Similar to a hospital CAT scanning system, Micro Computed Tomography (Micro-CT) is a non-destructive 3D imaging technique (4-D with time-based measurements) that uses a highly energetic X-Ray beam to create a series of 2D projections, whose greyscales vary with the volume’s internal density and atomic number variations. These projections are reconstructed to create a virtual 3D model, allowing users to “see” inside the sample without preparing, sectioning or destroying the sample.

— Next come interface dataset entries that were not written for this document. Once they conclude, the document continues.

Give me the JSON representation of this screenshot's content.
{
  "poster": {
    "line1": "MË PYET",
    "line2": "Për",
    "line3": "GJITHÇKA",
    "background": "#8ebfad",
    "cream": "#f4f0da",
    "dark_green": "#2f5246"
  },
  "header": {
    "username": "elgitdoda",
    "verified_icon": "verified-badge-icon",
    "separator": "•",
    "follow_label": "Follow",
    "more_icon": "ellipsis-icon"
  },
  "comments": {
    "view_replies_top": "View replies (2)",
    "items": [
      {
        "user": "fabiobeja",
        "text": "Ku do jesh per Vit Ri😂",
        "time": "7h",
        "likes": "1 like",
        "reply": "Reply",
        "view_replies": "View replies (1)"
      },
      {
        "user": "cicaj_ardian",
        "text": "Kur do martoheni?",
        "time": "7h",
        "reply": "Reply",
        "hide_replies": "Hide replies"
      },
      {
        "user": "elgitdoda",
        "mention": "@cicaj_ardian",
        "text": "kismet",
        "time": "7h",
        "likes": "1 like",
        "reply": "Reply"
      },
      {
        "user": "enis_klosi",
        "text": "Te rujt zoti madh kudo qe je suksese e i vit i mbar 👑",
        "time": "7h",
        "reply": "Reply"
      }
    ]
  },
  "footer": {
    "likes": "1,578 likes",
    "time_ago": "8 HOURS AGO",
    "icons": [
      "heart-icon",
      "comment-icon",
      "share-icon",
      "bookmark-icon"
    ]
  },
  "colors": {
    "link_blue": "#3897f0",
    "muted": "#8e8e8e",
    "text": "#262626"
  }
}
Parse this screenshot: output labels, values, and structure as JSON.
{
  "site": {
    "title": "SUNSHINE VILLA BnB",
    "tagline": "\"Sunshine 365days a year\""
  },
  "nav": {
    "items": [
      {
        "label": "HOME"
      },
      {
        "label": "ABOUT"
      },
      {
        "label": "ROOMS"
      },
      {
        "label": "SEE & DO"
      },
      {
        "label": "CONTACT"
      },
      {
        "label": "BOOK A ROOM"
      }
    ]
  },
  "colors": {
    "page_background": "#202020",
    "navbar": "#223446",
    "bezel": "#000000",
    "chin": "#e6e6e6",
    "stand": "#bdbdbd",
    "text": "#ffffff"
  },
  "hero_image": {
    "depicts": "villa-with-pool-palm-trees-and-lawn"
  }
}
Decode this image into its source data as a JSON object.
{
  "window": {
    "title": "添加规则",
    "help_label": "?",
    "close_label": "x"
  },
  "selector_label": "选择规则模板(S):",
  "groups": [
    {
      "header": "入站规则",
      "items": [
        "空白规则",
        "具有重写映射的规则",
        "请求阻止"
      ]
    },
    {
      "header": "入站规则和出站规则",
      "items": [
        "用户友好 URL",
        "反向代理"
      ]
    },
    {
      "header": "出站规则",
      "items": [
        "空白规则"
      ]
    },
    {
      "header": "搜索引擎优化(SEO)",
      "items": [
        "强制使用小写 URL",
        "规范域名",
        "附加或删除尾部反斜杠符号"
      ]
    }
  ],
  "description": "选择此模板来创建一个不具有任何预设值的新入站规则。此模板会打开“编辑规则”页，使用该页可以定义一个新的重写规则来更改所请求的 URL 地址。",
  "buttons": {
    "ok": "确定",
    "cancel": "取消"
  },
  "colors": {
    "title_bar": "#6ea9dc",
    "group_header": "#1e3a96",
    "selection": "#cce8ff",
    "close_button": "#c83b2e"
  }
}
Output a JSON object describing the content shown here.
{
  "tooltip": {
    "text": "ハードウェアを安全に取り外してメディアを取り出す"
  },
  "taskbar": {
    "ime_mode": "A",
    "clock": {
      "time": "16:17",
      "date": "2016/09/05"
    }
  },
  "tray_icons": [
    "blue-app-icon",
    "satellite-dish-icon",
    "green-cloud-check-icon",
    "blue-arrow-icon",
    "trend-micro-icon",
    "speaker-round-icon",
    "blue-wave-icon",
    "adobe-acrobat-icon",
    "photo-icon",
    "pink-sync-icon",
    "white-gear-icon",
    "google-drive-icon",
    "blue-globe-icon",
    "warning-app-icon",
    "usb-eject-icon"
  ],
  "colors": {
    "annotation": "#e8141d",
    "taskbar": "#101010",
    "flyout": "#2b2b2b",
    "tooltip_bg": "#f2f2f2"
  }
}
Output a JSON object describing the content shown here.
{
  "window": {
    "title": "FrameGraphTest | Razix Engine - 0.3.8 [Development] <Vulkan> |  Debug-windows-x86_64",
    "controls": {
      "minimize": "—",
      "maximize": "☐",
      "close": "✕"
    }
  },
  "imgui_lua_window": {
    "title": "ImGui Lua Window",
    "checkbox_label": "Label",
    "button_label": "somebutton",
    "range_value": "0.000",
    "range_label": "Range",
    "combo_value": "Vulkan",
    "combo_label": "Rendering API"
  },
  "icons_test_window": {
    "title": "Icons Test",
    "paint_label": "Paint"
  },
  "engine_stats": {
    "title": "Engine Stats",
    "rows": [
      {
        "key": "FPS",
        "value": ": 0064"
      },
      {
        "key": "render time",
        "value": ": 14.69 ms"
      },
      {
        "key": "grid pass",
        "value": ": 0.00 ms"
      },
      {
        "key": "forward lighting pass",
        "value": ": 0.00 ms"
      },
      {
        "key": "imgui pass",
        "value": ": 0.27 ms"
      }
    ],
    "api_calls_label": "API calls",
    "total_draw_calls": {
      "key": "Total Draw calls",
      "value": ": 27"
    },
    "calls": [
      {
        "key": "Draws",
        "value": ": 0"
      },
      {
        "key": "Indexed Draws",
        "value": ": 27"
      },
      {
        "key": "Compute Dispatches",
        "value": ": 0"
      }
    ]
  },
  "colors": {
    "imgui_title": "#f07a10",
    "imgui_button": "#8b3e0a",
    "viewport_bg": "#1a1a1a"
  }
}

In principal, Micro-CT directs onto a sample a beam of X-Rays that are generated within an X-Ray source; these X-Rays are transmitted through the sample. The efficiency of transmission is dependent on density and atomic number variations within the sample volume, such that higher density materials will transmit less X-Rays than low density materials. The transmitted X-Rays are then magnified onto and recorded by a planar detector as a 2D projection. The sample is rotated by a fraction of a degree and another 2D cross-section image is recorded, which is repeated up to 360 degrees. This series of images is then computed and “reconstructed” into a high-resolution 3D volume, showing internal density variations within the sample.
Selected Applications in Industry: